We stan an accessible film, as The Peanut Butter Falcon stands out from the rest of the London Film Fest pack, by subtitling all their showings of their film as well as BSL interpretation for their opening night intro and Q&A!
The film premieres on Thursday 03 October 2019 17:15 at Embankment Garden Cinema
Followed by Friday 04 October at 14:45, also at the Embankment Garden Cinema
Concluding with Friday 11 October 2019 16:10, showing at the BFI Southbank in the cosy NFT3.
Showing at the Embankment Garden Cinema, Sunday 6th October at 11:10am.
Showing at the Odeon Luxe Leicester Square on Sunday 6th October at 14:30
Showing at the Vue West End, Screen 7 on Monday 7th October at 15:00
Showing at the Odeon Tottenham Court Road, Screen 3 on Monday 7th October 20:30
Showing at the Embankment Garden Cinema on Tuesday 8th October at 11:15
Showing at the Embankment Garden Cinema on Wednesday 9th October at 11.30
Showing at the Embankment Garden Cinema on Friday 11th October at 15:00
Showing at Vue West End, Screen 7, Sunday 13th October at 12:30
A Hidden Life
Showing at BFI Southbank NFT1 on Sunday 13th October at 19:00.
If we are unfortunate enough to miss out on tickets due to the popularity of the festival, at least it is a heads up that English subtitles will be available when the film comes out in general release, so be sure to ask your local or favourite cinema to screen them with subtitles when they come out on general release. I know I will definitely be checking out Knives Out and Jo Jo Rabbit if I am unlucky in my quest for tickets for the subtitled showings at the festival!
Ordinary Love and Luce are distributed by Universal so they should be getting a cinematic release.

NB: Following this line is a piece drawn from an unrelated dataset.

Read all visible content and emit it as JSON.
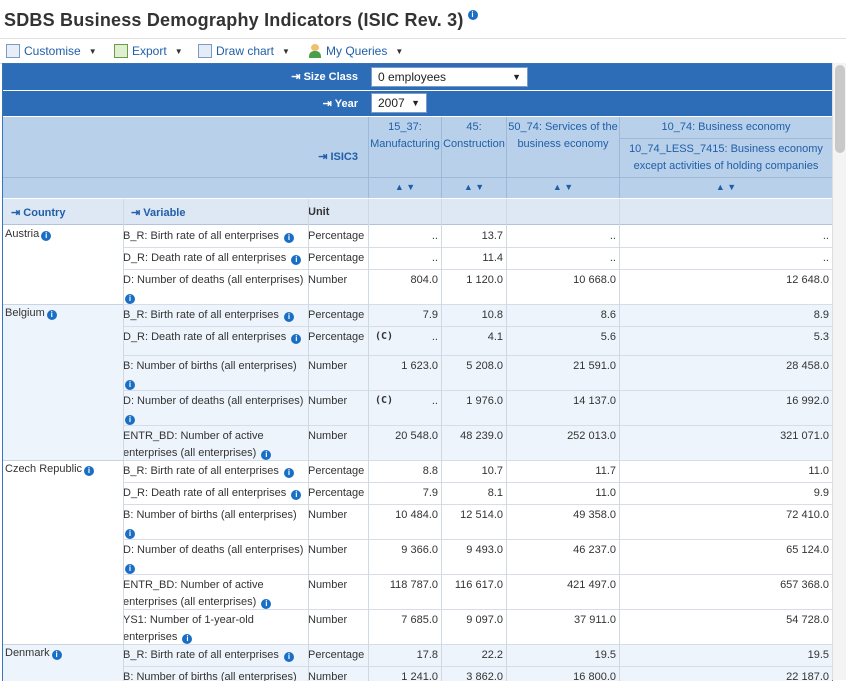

The Peanut Butter Falcon will be out in UK cinemas later in October as well as Knives Out which is out in November and JoJo Rabbit which is out in January.
Althought I was disappointed not to see two films that I had been waiting for, Proxima and Fonzo as they both star Matt Dillon, I am excited for this year’s line up and will be checking out some other films at the festival including Honeyboy and The Peanut Butter Falcon as I have a sweet spot for Shia LaBeouf. Noah Segan is still my movie boyfriend, so Knives Out is a huge deal for me, having seen all of Rian Johnson’s previous films at the cinema, I don’t want to miss this one!
I tend to use the English subtitled films as my shortlist for the festival so my own Must See list consists of Knives Out, JoJoRabbit, The Lighthouse, A Hidden Life and I am intrigued by A Portrait Of A Lady On Fire (which is French with English subtitles!)
What do you think you would be interested in seeing? Have you been to the London Film Festival before or seen a subtitled screening at the BFI?
8 other screenings will have BSL interpreted introductions and short q&as, you can find these and the above information at the Festival Access page as well as tips on booking access tickets. As tickets booking always opens with such a rush from BFI members and then the general public, there is often a second wave of ticket booking available and there may always be a few tickets available on standby at the ticket booth in Leicester Square or the venue box offices themselves.
Before closing this blog post, I must say that I now work for the BFI but I have been a member for many years and am glad they are making the festival more accessible to a disabled audience.